Redemption Road by John HartRedemption Road by John Hart: This book looks as if it follows a few different characters and perhaps the general narrative of a whole town, which is the kind of story I love when it’s done well.  The blurb clues you into some dramatic sounding narratives: a boy plans to take revenge, a good cop gets out of prison, a body found on the steps of an abandoned church.. If Hart ties all these narratives together I think it could be amazing.  I did read the first few chapters, and it seemed like maybe it was turning into a mystery rather than the “literary thriller” it promised, but I remain optimistic.  It has a 4+ rating on GoodReads with a significant amount of reviews, so that’s usually a good sign.

The Couple Next Door by Shari LapenaThe Couple Next Door by Shari Lapena: I remember in 2016 when this book came out, I was seeing it everywhere.  I’ve been a little burnt out on my usual fare lately, so I figured I’d give a try.  It’s about a couple who attends a dinner party next door and leaves their child sleeping alone in their apartment.  They check on her every half hour- but when they come home. She’s gone.  The question is, whodunnit?  I read the first few chapters of this too- the writing is nothing fancy, but it’s not bad.  The action kicks off right away with a brief glimpse of the dinner party and the couple next door, before Anne and Marco return home to find their daughter missing.  Detective Rasbach immediately suspects the Conti’s, meanwhile, the reader is hoping he’s wrong.

The Dead Lands by Benjamin PercyThe Dead Lands by Benjamin Percy: This is the only science fiction purchase I made.  It caught my eye because I’d never heard of either the author or the book before.  I feel pretty well versed in the SFF genre- maybe not because I’ve read widely, but I’m pretty well aware of any releases in the past few years.  This has a decent number of reviews, but the overall rating is pretty low at 3.44.  Usually that’s a good reason for me not to put it on my TBR let alone buy it, but the blurb gave me serious Fallout vibes so I had to go for it.  It’s about an outpost set up on the ruins of St. Louis called the Sanctuary, and a rider coming in from the wastelands to bring them to a place where civilization is thriving.  Fingers crossed it’s better than a 3 star read for me.
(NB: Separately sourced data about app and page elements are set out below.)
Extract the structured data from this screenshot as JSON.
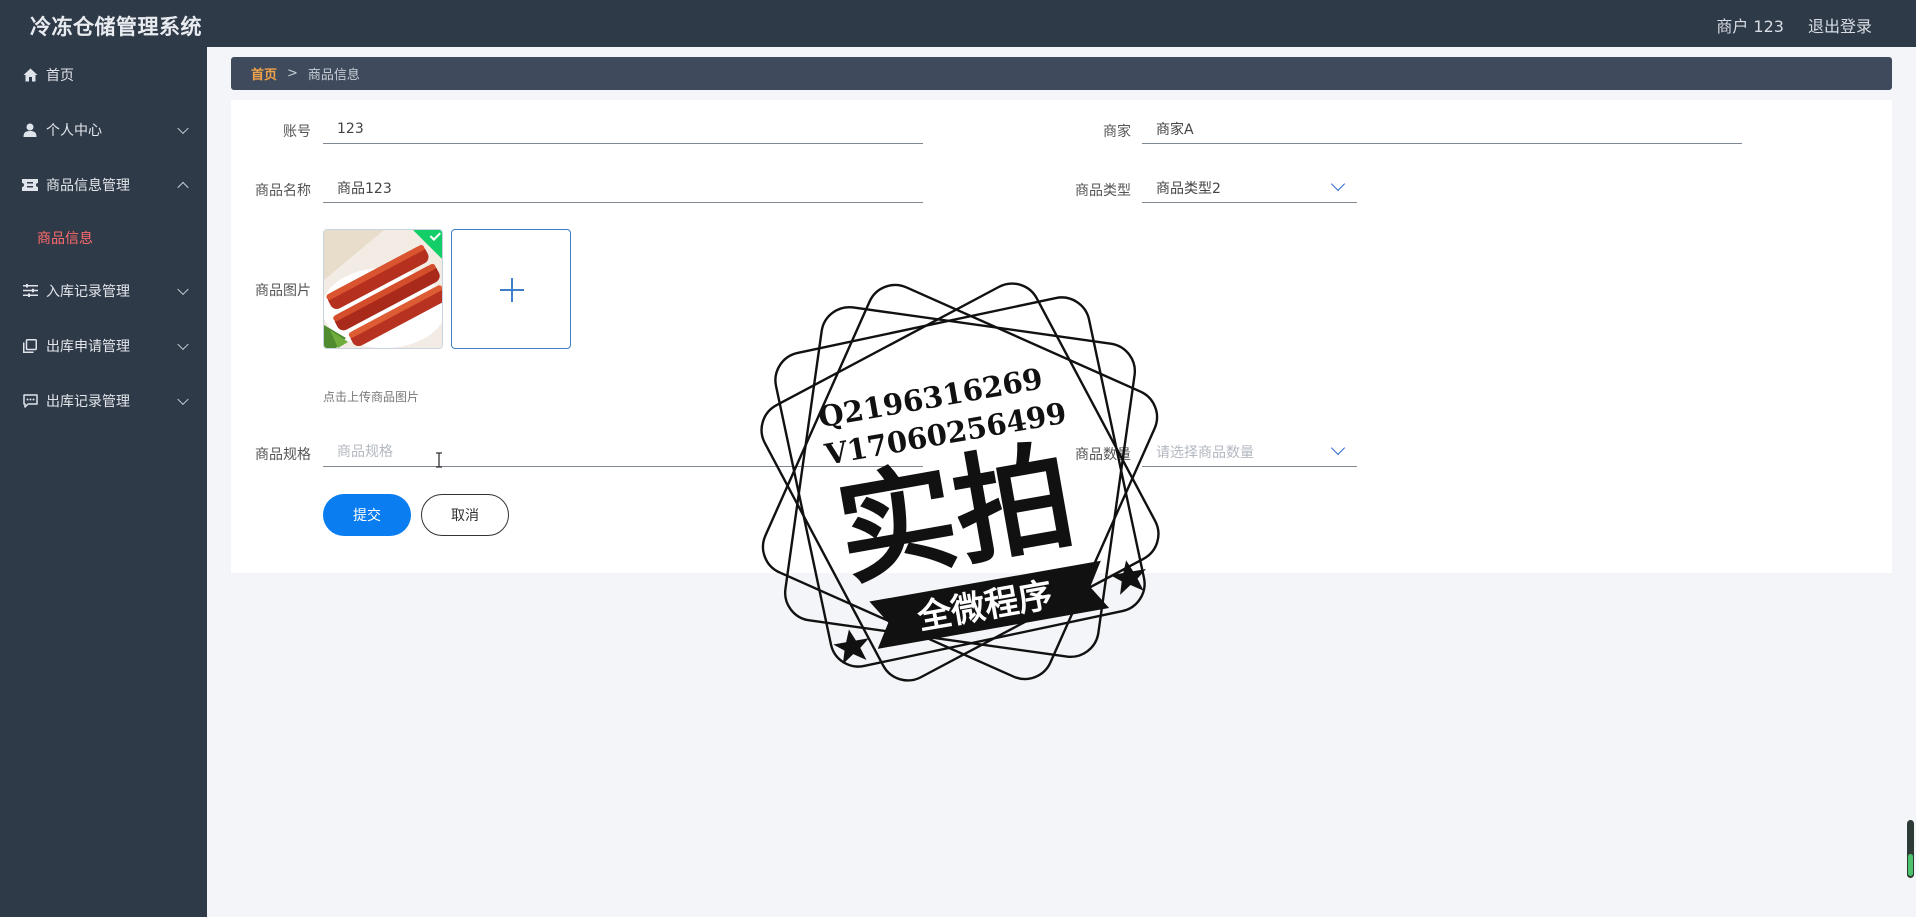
{
  "app": {
    "title": "冷冻仓储管理系统",
    "user_label": "商户 123",
    "logout_label": "退出登录"
  },
  "sidebar": {
    "items": [
      {
        "label": "首页",
        "icon": "home-icon"
      },
      {
        "label": "个人中心",
        "icon": "user-icon"
      },
      {
        "label": "商品信息管理",
        "icon": "ticket-icon",
        "expanded": true
      },
      {
        "label": "入库记录管理",
        "icon": "sliders-icon"
      },
      {
        "label": "出库申请管理",
        "icon": "copy-icon"
      },
      {
        "label": "出库记录管理",
        "icon": "chat-icon"
      }
    ],
    "submenu": {
      "label": "商品信息",
      "color": "#ff6b6b"
    }
  },
  "breadcrumb": {
    "home": "首页",
    "separator": ">",
    "current": "商品信息"
  },
  "form": {
    "account": {
      "label": "账号",
      "value": "123"
    },
    "merchant": {
      "label": "商家",
      "value": "商家A"
    },
    "product_name": {
      "label": "商品名称",
      "value": "商品123"
    },
    "product_type": {
      "label": "商品类型",
      "value": "商品类型2"
    },
    "product_image": {
      "label": "商品图片",
      "hint": "点击上传商品图片"
    },
    "spec": {
      "label": "商品规格",
      "placeholder": "商品规格"
    },
    "quantity": {
      "label": "商品数量",
      "placeholder": "请选择商品数量"
    },
    "submit_label": "提交",
    "cancel_label": "取消"
  },
  "watermark": {
    "line1": "Q2196316269",
    "line2": "V17060256499",
    "main": "实拍",
    "banner": "全微程序"
  },
  "colors": {
    "nav_bg": "#2f3a48",
    "primary": "#0a7df0",
    "breadcrumb_home": "#f0a24a"
  }
}
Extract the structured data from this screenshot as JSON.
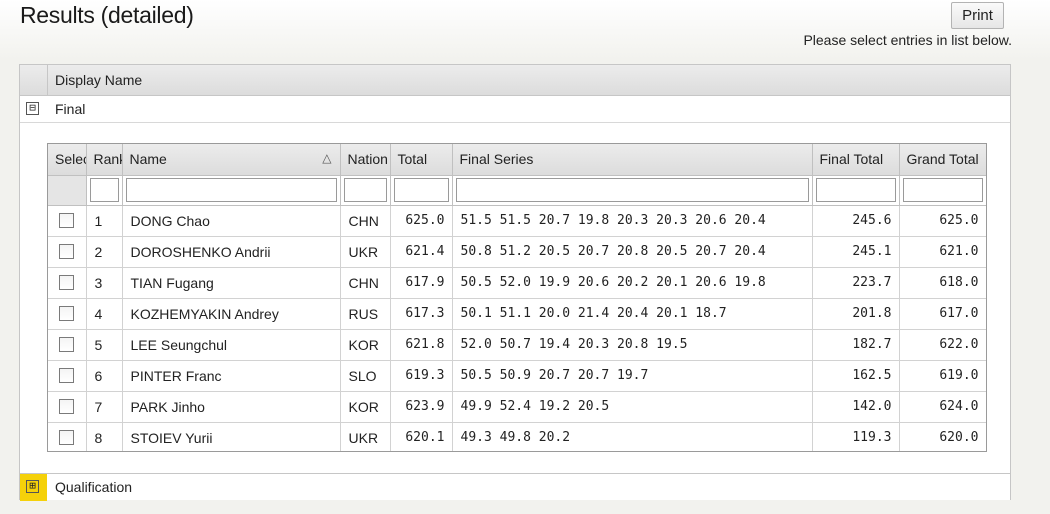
{
  "page": {
    "title": "Results (detailed)",
    "print_label": "Print",
    "hint": "Please select entries in list below."
  },
  "outer_grid": {
    "column_header": "Display Name",
    "groups": [
      {
        "label": "Final",
        "toggle": "⊟"
      },
      {
        "label": "Qualification",
        "toggle": "⊞"
      }
    ]
  },
  "results_table": {
    "columns": [
      "Select",
      "Rank",
      "Name",
      "Nation",
      "Total",
      "Final Series",
      "Final Total",
      "Grand Total"
    ],
    "sort_icon": "triangle-up-icon",
    "rows": [
      {
        "rank": "1",
        "name": "DONG Chao",
        "nation": "CHN",
        "total": "625.0",
        "series": "51.5 51.5 20.7 19.8 20.3 20.3 20.6 20.4",
        "final_total": "245.6",
        "grand_total": "625.0"
      },
      {
        "rank": "2",
        "name": "DOROSHENKO Andrii",
        "nation": "UKR",
        "total": "621.4",
        "series": "50.8 51.2 20.5 20.7 20.8 20.5 20.7 20.4",
        "final_total": "245.1",
        "grand_total": "621.0"
      },
      {
        "rank": "3",
        "name": "TIAN Fugang",
        "nation": "CHN",
        "total": "617.9",
        "series": "50.5 52.0 19.9 20.6 20.2 20.1 20.6 19.8",
        "final_total": "223.7",
        "grand_total": "618.0"
      },
      {
        "rank": "4",
        "name": "KOZHEMYAKIN Andrey",
        "nation": "RUS",
        "total": "617.3",
        "series": "50.1 51.1 20.0 21.4 20.4 20.1 18.7",
        "final_total": "201.8",
        "grand_total": "617.0"
      },
      {
        "rank": "5",
        "name": "LEE Seungchul",
        "nation": "KOR",
        "total": "621.8",
        "series": "52.0 50.7 19.4 20.3 20.8 19.5",
        "final_total": "182.7",
        "grand_total": "622.0"
      },
      {
        "rank": "6",
        "name": "PINTER Franc",
        "nation": "SLO",
        "total": "619.3",
        "series": "50.5 50.9 20.7 20.7 19.7",
        "final_total": "162.5",
        "grand_total": "619.0"
      },
      {
        "rank": "7",
        "name": "PARK Jinho",
        "nation": "KOR",
        "total": "623.9",
        "series": "49.9 52.4 19.2 20.5",
        "final_total": "142.0",
        "grand_total": "624.0"
      },
      {
        "rank": "8",
        "name": "STOIEV Yurii",
        "nation": "UKR",
        "total": "620.1",
        "series": "49.3 49.8 20.2",
        "final_total": "119.3",
        "grand_total": "620.0"
      }
    ]
  }
}
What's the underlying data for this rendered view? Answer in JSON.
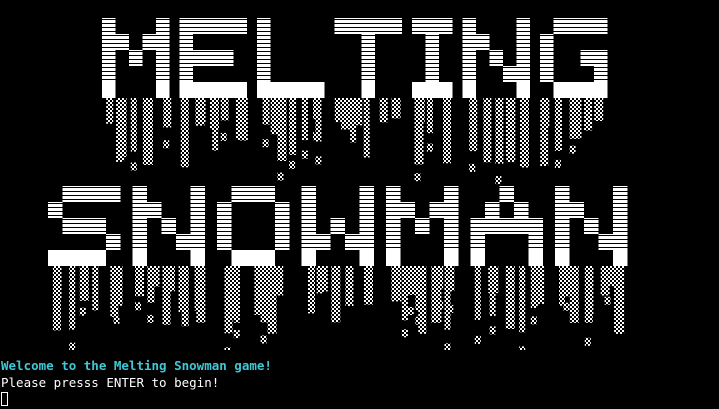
{
  "terminal": {
    "art_lines": [
      "MELTING",
      "SNOWMAN"
    ],
    "welcome_text": "Welcome to the Melting Snowman game!",
    "prompt_text": "Please presss ENTER to begin!"
  },
  "colors": {
    "background": "#000000",
    "art": "#ffffff",
    "welcome": "#3fc8d6",
    "prompt": "#ffffff"
  }
}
The Wife, the Maid, and the Mistress by Ariel Lawhon: This is historical fiction based on The Wife, the Maid and the Mistress by Ariel Lawhonthe true story of the disappearance of Judge Joseph Crater in New York in 1930.  I love all things Depression era.  The speakeasies, the organized crime, the cars, the clothes, the style, the music, the influx of Italian and Irish immigrants trying to live the American dream.. I think no matter what angle you take, this time period presents an opportunity to tell some amazing stories.  But mostly I’m excited for a trifecta of lying, cheating, maybe murderous women plotting (what I suspect is) the perfect revenge.  I took a peek at the first few pages, and the writing is absolutely perfect for this time period, moody and yet elegant.

Sometimes I Lie by Alice FeeneySometimes I Lie by Alice Feeney: This book has got one of the best hooks I’ve seen in a long time:

My name is Amber Reynolds. There are three things you should know about me:
1. I’m in a coma.
2. My husband doesn’t love me anymore.
3. Sometimes I lie.

I sat down to read the first couple chapters and ended up reading the whole book.  It’s a twisty turny insane ride.  Is it far fetched?  Yeah.  Do I care?  Nope.  Full review up soon!